* **RECORDS**
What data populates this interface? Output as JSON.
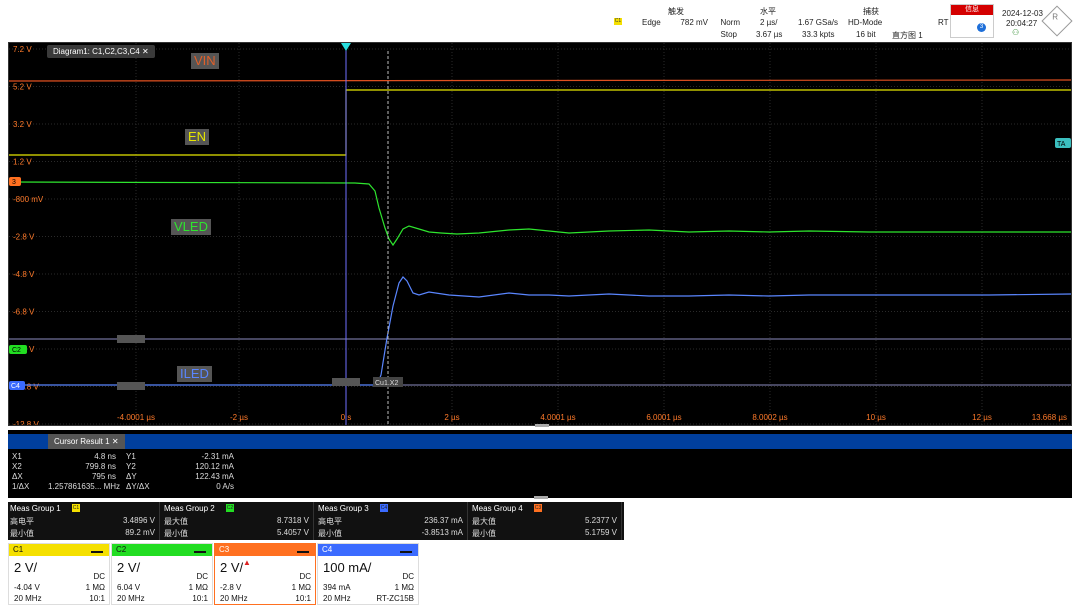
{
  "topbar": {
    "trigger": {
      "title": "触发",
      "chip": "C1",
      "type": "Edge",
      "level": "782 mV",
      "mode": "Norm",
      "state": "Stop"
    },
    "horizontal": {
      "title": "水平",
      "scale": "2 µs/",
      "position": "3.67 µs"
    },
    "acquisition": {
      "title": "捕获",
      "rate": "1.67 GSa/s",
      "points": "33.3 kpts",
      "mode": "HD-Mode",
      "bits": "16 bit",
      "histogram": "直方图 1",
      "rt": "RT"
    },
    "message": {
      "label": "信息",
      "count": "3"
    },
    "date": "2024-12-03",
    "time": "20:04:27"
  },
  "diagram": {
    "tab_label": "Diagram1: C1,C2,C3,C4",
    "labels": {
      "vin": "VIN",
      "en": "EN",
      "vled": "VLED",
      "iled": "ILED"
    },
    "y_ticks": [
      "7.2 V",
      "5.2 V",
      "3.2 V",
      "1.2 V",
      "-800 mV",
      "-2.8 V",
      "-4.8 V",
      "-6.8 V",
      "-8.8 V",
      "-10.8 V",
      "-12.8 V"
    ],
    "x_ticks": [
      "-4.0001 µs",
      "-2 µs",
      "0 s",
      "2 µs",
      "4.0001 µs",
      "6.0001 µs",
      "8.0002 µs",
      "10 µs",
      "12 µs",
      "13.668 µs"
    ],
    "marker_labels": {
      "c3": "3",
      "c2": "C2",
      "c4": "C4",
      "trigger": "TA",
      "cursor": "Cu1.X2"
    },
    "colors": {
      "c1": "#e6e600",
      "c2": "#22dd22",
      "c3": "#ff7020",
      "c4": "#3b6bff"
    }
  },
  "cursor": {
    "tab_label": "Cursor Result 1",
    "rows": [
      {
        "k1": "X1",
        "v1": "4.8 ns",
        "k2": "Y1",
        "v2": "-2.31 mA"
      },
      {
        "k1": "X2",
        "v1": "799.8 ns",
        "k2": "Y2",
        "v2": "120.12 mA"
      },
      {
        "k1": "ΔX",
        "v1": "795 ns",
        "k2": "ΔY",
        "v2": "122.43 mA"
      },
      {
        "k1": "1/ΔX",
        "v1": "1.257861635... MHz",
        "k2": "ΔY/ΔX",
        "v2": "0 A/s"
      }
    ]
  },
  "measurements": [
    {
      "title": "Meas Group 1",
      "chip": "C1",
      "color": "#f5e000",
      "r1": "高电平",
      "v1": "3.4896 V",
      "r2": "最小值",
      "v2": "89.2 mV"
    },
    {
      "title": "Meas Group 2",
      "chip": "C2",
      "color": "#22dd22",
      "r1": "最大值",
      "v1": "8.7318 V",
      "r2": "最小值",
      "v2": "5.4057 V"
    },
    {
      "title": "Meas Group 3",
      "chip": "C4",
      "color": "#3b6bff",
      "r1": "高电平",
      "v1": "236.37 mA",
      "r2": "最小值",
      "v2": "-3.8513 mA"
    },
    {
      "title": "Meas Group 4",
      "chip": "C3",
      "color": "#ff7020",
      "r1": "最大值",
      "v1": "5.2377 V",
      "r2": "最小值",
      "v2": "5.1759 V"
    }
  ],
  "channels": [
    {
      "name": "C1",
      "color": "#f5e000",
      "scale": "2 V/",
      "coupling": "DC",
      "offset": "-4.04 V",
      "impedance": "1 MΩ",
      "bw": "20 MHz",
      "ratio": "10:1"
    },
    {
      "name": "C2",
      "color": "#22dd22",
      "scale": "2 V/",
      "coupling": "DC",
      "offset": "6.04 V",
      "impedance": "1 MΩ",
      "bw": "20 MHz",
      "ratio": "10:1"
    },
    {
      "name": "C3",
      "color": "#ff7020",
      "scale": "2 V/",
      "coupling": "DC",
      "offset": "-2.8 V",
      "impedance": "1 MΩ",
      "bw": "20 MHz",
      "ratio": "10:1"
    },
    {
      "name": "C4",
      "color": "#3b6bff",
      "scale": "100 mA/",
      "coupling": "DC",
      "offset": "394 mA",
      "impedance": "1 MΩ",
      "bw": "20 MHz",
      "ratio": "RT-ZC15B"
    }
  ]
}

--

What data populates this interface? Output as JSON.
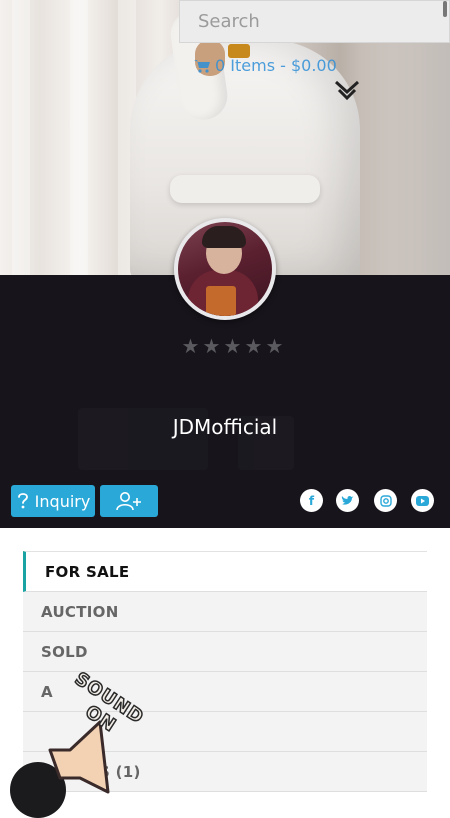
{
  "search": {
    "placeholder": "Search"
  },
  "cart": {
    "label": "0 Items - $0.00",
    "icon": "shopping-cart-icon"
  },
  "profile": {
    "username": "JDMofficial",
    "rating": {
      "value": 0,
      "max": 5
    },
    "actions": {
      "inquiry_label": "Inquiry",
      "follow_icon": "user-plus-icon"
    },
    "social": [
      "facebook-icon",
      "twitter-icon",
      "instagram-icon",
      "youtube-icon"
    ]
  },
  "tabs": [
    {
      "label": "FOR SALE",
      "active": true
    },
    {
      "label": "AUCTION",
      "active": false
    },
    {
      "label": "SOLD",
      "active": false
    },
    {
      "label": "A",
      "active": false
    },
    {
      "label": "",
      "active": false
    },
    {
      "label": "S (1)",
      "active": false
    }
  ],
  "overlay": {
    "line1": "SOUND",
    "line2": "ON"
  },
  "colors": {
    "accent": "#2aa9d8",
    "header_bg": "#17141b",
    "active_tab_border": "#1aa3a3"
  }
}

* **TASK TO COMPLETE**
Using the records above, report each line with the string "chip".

* **SOLVED EXERCISE**
      "chip": "C1",
      "chip": "C1",
      "chip": "C2",
      "chip": "C4",
      "chip": "C3",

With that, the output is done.